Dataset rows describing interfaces
####################

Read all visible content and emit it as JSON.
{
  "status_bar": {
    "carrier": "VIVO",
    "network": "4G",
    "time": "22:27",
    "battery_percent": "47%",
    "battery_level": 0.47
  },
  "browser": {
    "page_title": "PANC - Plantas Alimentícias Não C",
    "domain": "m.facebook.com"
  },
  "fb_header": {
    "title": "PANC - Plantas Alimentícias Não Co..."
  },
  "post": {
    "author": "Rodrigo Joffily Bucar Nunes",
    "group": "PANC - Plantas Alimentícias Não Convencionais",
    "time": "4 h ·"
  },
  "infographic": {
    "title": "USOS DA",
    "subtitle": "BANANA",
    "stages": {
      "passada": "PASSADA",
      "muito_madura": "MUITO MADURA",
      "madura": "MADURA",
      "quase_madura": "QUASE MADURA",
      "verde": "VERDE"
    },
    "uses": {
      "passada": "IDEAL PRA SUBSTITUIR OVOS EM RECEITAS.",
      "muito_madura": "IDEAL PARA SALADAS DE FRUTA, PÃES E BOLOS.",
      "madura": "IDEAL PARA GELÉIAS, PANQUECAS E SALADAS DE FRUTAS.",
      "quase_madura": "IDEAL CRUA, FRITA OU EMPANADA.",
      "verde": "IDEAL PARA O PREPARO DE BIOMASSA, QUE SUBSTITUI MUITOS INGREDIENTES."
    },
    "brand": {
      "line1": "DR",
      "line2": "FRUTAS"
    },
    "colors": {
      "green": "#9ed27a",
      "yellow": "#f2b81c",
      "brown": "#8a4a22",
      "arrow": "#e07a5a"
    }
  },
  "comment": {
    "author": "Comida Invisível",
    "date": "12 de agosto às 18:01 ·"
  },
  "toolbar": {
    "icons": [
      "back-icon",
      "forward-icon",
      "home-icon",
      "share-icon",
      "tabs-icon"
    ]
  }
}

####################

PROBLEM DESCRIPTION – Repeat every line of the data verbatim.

TASK RESULT –
Read all visible content and emit it as JSON.
{
  "status_bar": {
    "carrier": "VIVO",
    "network": "4G",
    "time": "22:27",
    "battery_percent": "47%",
    "battery_level": 0.47
  },
  "browser": {
    "page_title": "PANC - Plantas Alimentícias Não C",
    "domain": "m.facebook.com"
  },
  "fb_header": {
    "title": "PANC - Plantas Alimentícias Não Co..."
  },
  "post": {
    "author": "Rodrigo Joffily Bucar Nunes",
    "group": "PANC - Plantas Alimentícias Não Convencionais",
    "time": "4 h ·"
  },
  "infographic": {
    "title": "USOS DA",
    "subtitle": "BANANA",
    "stages": {
      "passada": "PASSADA",
      "muito_madura": "MUITO MADURA",
      "madura": "MADURA",
      "quase_madura": "QUASE MADURA",
      "verde": "VERDE"
    },
    "uses": {
      "passada": "IDEAL PRA SUBSTITUIR OVOS EM RECEITAS.",
      "muito_madura": "IDEAL PARA SALADAS DE FRUTA, PÃES E BOLOS.",
      "madura": "IDEAL PARA GELÉIAS, PANQUECAS E SALADAS DE FRUTAS.",
      "quase_madura": "IDEAL CRUA, FRITA OU EMPANADA.",
      "verde": "IDEAL PARA O PREPARO DE BIOMASSA, QUE SUBSTITUI MUITOS INGREDIENTES."
    },
    "brand": {
      "line1": "DR",
      "line2": "FRUTAS"
    },
    "colors": {
      "green": "#9ed27a",
      "yellow": "#f2b81c",
      "brown": "#8a4a22",
      "arrow": "#e07a5a"
    }
  },
  "comment": {
    "author": "Comida Invisível",
    "date": "12 de agosto às 18:01 ·"
  },
  "toolbar": {
    "icons": [
      "back-icon",
      "forward-icon",
      "home-icon",
      "share-icon",
      "tabs-icon"
    ]
  }
}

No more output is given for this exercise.